Plan of AttackBob Woodward versus the White House.
In early May, White House Counsel Greg Craig circulated a memo inside the West Wing. Part of a series of memos on protocol, it explained how to deal with writers researching books and articles on the White House. (Craig's unsurprising instructions: Clear interview requests with the press office.) While the memo didn't mention any journalists by name--and while there are currently no fewer than half a dozen major reporters under contract to write books about the nascent Obama presidency and the 2008 campaign, any of whom could conceivably end up embarrassing the administration--there is one person in particular the White House is undoubtedly nervous about: Bob Woodward.
Since the inauguration, the Washington Post legend has been quietly reporting a new book on the Obama White House. "I'm in the preliminary stages of working on it," Woodward confirmed to me by phone recently. "I'm working on it and making progress."
Officially, the White House says it is not adopting a press strategy to respond to Woodward. Ben LaBolt, an Obama spokesman, wrote in an e-mail that the Craig memo "was not issued in relation to any inquiry related to a specific reporter or author." Still, there is reason to think that Woodward might make the administration particularly anxious. "Every White House is wary of Woodward,"
says New York Times White House correspondent Peter Baker, who worked alongside him at the Post. What's more, Obama's White House is known to hate process stories, exactly the sort of exhaustive, in-the-room descriptions of high-level debates at which Woodward excels. And, even worse, Woodward has some extra motivation to fill his next book with big scoops. His fourth and final Bush book, The War Within, sold just 159,000 copies, according to Nielsen BookScan, far below his third Bush installment, State of Denial, which sold more than half a million. "The last time I talked to him about books, earlier this year, he had been lamenting the fact his last Bush book didn't sell as well," one of Woodward's friends told me.And an especially hungry Bob Woodward is especially bad news if you're one of the people being written about. "Good luck," another Woodward friend told me when I asked if the White House will succeed in keeping Woodward out. "If you want to hide things from Bob, it always comes out. It always does."
As former White House officials have made clear, Woodward can easily become a vexing problem at the highest reaches of an administration. In his 1999 memoir All Too Human, George Stephanopoulos detailed the fallout from Woodward's 1994 best-seller, The Agenda, which helped to define the Clinton presidency as freewheeling and dysfunctional.

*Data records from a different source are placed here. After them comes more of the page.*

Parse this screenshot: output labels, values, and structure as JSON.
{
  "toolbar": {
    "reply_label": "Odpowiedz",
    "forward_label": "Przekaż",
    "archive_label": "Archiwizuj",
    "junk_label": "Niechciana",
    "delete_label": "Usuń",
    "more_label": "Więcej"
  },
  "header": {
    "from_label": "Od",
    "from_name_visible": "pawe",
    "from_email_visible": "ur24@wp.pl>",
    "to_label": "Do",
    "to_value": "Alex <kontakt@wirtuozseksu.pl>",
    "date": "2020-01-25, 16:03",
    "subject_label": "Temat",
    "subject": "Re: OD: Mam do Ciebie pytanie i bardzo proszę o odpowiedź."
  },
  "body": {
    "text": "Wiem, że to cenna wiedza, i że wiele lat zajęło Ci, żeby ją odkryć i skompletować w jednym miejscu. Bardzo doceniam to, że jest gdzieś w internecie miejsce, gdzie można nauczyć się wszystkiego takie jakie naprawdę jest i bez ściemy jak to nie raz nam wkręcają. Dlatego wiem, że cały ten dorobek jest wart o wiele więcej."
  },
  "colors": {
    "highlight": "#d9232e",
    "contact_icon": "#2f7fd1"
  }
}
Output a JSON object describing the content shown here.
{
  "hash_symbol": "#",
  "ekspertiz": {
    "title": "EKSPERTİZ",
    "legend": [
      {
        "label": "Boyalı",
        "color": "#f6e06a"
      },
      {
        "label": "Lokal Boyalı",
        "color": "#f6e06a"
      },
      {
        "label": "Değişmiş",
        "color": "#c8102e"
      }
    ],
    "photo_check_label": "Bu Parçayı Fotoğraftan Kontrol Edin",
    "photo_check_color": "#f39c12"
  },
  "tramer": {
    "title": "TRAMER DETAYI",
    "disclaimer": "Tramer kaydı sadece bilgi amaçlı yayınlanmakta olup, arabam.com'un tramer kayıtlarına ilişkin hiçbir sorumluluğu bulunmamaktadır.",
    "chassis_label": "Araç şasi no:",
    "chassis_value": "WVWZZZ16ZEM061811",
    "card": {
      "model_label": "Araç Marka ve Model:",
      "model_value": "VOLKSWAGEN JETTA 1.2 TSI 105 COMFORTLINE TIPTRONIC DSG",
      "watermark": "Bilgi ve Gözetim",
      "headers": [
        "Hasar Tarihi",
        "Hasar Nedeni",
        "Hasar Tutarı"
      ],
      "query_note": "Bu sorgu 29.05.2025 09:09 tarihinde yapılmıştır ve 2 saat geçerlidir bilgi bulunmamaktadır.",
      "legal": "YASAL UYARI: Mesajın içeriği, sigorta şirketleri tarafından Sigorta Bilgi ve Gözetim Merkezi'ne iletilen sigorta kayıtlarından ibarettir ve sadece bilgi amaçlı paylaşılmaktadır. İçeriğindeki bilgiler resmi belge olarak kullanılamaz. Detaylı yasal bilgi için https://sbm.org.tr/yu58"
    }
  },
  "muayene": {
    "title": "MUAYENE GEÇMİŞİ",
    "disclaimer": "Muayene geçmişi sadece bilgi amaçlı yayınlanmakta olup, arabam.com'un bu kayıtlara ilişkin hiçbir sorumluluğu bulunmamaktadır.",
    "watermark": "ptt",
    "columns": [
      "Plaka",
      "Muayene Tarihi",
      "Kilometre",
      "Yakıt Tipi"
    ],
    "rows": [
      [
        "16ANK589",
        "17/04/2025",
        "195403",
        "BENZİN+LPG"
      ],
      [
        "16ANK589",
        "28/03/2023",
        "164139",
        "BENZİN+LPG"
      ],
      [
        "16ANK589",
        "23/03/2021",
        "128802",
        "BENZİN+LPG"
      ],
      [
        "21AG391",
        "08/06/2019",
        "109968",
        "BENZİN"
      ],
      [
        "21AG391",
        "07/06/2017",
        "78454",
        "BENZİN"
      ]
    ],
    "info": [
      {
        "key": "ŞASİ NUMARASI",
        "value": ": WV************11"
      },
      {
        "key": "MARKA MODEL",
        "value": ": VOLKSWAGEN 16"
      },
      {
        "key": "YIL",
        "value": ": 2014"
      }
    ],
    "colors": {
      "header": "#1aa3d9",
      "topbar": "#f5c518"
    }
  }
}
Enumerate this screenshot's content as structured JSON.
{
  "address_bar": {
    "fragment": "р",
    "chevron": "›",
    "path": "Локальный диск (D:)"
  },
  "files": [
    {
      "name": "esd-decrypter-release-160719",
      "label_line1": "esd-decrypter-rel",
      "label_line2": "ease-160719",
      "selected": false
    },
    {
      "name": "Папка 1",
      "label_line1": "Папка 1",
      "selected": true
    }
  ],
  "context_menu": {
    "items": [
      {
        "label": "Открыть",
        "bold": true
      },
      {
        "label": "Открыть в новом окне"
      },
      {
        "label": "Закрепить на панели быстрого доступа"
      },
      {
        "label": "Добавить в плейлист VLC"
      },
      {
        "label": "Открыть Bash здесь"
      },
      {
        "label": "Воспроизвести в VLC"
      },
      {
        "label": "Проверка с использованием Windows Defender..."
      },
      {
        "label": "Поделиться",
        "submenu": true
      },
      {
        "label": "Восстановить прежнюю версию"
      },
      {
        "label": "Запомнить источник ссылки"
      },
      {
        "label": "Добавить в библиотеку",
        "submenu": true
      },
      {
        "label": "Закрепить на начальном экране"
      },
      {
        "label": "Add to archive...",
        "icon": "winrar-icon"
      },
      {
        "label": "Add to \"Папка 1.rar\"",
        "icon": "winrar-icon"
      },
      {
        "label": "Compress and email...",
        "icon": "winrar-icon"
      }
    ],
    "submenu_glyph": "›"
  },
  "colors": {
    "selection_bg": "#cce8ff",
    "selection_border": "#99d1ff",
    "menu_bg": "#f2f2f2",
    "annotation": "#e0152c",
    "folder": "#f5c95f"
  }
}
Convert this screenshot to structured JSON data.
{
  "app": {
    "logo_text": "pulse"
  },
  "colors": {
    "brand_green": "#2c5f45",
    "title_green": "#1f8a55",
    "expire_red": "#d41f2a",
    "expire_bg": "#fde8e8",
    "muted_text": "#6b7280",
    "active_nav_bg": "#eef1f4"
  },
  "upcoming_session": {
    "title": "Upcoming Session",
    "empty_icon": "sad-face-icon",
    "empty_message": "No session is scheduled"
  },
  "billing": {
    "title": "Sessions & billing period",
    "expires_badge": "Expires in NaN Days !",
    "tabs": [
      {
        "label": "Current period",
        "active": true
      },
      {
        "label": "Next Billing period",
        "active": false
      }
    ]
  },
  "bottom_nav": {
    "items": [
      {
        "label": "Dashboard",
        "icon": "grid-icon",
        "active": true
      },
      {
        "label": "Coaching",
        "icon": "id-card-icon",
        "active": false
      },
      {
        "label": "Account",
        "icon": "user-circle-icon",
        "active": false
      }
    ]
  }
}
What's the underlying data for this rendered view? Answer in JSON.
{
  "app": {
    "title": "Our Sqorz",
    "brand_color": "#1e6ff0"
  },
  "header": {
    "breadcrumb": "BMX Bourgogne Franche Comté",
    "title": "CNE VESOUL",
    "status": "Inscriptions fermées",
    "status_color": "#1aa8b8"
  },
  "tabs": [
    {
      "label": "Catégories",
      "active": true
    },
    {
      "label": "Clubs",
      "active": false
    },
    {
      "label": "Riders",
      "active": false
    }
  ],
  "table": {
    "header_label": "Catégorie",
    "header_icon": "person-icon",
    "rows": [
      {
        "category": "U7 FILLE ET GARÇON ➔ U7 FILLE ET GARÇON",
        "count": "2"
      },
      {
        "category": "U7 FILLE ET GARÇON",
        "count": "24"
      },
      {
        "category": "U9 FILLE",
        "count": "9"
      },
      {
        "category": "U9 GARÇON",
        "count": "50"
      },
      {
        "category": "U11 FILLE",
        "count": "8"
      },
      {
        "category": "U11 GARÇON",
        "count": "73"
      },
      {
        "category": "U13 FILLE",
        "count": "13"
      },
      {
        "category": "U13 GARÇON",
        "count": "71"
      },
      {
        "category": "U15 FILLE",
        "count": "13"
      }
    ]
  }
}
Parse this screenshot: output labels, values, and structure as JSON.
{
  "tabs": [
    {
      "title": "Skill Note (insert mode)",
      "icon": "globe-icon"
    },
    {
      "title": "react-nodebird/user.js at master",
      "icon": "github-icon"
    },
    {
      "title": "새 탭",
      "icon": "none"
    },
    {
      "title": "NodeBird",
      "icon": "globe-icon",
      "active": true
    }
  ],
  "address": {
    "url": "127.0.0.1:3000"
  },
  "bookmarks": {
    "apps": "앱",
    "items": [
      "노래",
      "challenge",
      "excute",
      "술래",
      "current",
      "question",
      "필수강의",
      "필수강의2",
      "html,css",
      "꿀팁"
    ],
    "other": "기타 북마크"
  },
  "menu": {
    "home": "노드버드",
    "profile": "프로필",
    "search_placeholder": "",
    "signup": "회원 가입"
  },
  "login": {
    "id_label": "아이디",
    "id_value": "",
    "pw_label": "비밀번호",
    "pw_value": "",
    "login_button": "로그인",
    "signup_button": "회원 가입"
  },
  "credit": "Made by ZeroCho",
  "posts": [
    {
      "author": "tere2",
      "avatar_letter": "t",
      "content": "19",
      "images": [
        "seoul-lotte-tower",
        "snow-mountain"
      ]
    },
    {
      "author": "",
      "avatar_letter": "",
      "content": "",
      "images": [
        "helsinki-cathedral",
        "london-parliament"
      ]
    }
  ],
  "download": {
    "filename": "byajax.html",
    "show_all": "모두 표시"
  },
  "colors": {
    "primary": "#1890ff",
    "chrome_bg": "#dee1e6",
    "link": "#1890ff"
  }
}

"His books invariably created embarrassing headlines for their subjects, but his sources were assumed to be the most important, connected, and knowledgeable people in Washington. I was wary of Woodward, but flattered and curious too," the former Clinton spokesman wrote about his decision to meet Woodward and grant an interview.( Collapse )I admit, I'm looking forward to this one.